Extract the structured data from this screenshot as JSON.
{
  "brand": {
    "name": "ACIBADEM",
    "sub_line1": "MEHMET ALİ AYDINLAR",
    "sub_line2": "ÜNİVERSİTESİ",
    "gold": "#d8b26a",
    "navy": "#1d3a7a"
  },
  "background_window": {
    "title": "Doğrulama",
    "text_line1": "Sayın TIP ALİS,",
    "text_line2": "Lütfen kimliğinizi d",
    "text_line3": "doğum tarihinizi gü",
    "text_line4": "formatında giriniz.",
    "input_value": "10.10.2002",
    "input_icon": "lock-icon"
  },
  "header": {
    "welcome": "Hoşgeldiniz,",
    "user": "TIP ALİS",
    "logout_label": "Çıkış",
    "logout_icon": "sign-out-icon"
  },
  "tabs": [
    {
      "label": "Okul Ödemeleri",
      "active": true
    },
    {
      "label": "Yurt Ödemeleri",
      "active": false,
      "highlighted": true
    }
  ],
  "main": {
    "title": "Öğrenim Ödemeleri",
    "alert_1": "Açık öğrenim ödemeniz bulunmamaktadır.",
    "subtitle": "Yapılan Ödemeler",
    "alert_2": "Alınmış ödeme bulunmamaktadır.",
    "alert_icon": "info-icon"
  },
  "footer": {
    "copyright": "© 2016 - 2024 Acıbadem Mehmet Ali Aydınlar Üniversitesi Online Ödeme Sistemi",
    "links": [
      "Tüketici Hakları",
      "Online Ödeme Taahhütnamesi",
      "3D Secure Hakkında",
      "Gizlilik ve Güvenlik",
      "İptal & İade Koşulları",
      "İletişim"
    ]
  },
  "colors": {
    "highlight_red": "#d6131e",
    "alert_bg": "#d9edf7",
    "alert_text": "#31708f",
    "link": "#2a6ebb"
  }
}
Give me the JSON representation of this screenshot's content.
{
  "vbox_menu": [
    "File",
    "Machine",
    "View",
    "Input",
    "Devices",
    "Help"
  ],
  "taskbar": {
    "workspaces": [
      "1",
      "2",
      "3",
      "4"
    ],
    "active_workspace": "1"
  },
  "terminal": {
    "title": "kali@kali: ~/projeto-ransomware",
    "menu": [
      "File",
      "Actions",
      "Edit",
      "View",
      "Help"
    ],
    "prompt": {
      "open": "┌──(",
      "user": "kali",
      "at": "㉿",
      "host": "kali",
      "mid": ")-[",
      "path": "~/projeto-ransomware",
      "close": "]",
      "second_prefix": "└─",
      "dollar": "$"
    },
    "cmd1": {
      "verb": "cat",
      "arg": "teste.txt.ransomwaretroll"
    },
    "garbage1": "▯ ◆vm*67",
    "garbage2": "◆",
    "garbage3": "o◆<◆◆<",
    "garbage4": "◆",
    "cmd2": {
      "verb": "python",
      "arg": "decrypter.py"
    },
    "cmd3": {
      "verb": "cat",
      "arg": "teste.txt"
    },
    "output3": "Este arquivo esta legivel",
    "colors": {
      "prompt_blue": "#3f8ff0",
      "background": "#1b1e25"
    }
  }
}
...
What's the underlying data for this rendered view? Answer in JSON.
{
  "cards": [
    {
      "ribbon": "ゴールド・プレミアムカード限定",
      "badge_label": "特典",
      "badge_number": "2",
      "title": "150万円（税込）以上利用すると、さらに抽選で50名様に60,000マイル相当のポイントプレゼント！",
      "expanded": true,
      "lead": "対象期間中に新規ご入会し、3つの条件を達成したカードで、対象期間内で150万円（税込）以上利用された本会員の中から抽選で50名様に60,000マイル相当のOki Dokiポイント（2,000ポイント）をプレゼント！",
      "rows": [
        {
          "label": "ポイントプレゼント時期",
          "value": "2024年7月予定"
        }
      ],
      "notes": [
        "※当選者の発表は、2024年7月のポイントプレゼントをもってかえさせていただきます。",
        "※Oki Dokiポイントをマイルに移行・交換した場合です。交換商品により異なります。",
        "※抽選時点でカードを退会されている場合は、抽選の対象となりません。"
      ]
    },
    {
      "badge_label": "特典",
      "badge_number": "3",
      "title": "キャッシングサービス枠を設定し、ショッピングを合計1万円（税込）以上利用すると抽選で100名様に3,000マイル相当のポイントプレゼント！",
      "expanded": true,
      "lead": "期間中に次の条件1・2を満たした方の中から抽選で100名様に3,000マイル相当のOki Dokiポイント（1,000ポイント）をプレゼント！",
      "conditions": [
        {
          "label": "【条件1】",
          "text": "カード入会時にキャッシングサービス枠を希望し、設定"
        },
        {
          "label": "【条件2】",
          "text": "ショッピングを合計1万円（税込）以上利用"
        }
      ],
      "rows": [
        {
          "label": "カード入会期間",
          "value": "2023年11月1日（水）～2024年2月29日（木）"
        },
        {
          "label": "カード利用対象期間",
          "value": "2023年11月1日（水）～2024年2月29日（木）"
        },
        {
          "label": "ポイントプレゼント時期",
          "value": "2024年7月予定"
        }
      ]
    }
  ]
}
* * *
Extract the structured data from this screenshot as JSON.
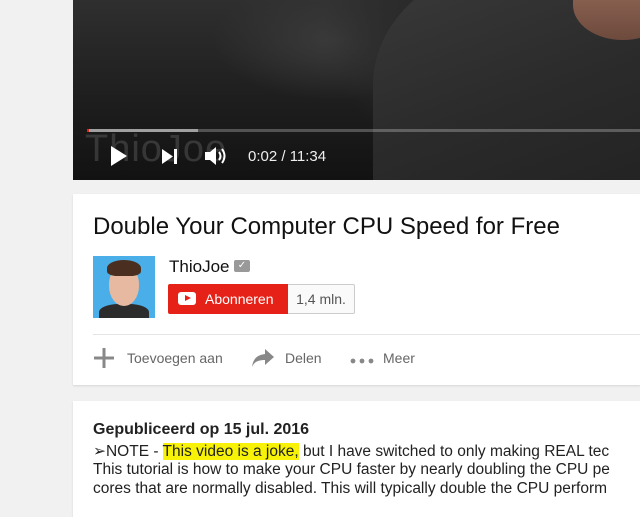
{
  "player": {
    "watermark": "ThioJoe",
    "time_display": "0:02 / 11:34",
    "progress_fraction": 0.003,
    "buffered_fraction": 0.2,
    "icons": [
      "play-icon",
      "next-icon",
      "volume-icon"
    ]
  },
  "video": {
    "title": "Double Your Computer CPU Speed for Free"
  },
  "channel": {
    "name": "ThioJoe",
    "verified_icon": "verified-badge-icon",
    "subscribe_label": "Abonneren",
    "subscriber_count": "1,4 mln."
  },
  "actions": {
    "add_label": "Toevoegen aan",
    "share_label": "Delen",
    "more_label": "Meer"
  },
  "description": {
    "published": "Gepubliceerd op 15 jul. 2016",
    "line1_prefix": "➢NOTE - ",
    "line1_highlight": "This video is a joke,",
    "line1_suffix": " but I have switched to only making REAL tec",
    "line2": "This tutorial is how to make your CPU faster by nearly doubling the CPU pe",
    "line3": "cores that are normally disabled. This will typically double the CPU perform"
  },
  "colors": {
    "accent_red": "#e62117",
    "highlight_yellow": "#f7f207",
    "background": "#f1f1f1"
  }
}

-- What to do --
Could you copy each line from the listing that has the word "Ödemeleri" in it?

-- Solution to the problem --
      "label": "Okul Ödemeleri",
      "label": "Yurt Ödemeleri",
    "title": "Öğrenim Ödemeleri",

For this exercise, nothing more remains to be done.